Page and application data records
━━━━

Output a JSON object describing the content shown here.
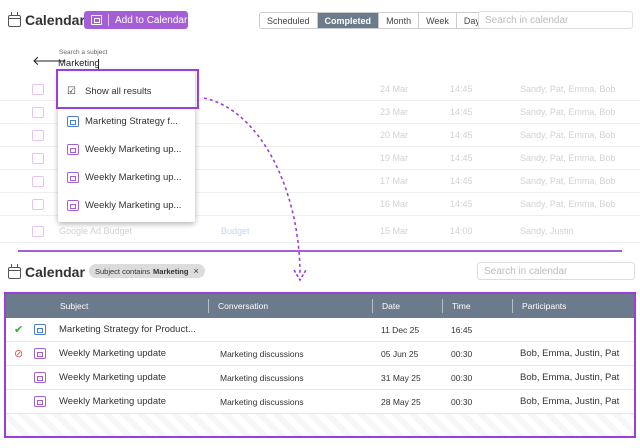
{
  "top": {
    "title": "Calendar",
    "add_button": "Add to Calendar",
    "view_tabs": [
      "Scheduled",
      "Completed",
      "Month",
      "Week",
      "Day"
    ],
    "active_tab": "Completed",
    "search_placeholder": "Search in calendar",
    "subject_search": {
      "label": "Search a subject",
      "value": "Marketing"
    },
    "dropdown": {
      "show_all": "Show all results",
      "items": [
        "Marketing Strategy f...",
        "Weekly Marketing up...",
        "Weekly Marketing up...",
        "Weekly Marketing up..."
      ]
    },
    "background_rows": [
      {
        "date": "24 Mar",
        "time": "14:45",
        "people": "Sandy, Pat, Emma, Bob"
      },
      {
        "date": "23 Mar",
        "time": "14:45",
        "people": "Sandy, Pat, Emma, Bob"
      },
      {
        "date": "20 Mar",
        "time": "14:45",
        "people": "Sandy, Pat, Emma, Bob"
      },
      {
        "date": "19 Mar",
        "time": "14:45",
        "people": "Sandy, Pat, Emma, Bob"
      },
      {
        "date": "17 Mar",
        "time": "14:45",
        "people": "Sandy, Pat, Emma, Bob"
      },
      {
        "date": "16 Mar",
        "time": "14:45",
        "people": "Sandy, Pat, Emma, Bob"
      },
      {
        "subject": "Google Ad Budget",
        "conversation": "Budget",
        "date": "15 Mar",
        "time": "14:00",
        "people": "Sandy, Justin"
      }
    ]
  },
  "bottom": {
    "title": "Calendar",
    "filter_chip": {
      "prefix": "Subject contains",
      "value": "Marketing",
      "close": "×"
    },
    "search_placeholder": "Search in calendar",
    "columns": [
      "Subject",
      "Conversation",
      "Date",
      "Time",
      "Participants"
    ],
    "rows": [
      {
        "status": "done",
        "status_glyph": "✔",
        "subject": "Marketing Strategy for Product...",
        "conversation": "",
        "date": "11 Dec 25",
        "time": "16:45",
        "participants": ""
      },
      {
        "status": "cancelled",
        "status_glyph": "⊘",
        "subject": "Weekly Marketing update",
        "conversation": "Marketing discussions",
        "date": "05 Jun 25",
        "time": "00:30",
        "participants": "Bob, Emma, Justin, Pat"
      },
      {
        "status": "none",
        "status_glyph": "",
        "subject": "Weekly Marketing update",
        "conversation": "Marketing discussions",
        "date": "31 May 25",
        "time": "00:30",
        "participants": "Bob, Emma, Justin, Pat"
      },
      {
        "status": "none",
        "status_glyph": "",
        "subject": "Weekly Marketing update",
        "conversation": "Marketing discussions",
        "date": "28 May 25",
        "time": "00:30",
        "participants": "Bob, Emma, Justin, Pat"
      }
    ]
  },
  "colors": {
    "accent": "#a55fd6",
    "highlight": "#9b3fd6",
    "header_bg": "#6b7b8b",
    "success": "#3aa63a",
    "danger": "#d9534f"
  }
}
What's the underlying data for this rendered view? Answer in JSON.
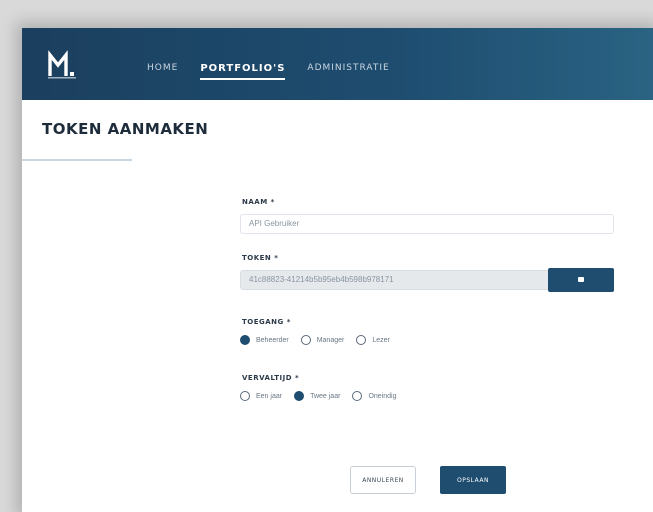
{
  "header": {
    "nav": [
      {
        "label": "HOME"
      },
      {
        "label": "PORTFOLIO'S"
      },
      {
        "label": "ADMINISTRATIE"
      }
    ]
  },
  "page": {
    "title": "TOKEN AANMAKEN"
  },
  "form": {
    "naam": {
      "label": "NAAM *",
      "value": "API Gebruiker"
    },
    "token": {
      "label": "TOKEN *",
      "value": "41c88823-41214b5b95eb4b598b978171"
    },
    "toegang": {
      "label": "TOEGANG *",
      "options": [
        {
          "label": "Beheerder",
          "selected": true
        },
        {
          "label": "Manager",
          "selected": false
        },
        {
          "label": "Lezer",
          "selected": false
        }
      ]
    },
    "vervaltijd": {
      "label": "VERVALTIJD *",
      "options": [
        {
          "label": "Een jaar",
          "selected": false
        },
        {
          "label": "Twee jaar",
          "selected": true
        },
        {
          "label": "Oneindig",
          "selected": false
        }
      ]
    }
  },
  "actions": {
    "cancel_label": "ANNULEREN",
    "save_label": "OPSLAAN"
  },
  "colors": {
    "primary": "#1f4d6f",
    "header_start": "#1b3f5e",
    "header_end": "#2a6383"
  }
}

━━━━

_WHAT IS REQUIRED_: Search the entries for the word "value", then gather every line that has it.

_ANSWER_:
      "value": "Marketing"
      "value": "Marketing",
      "value": "API Gebruiker"
      "value": "41c88823-41214b5b95eb4b598b978171"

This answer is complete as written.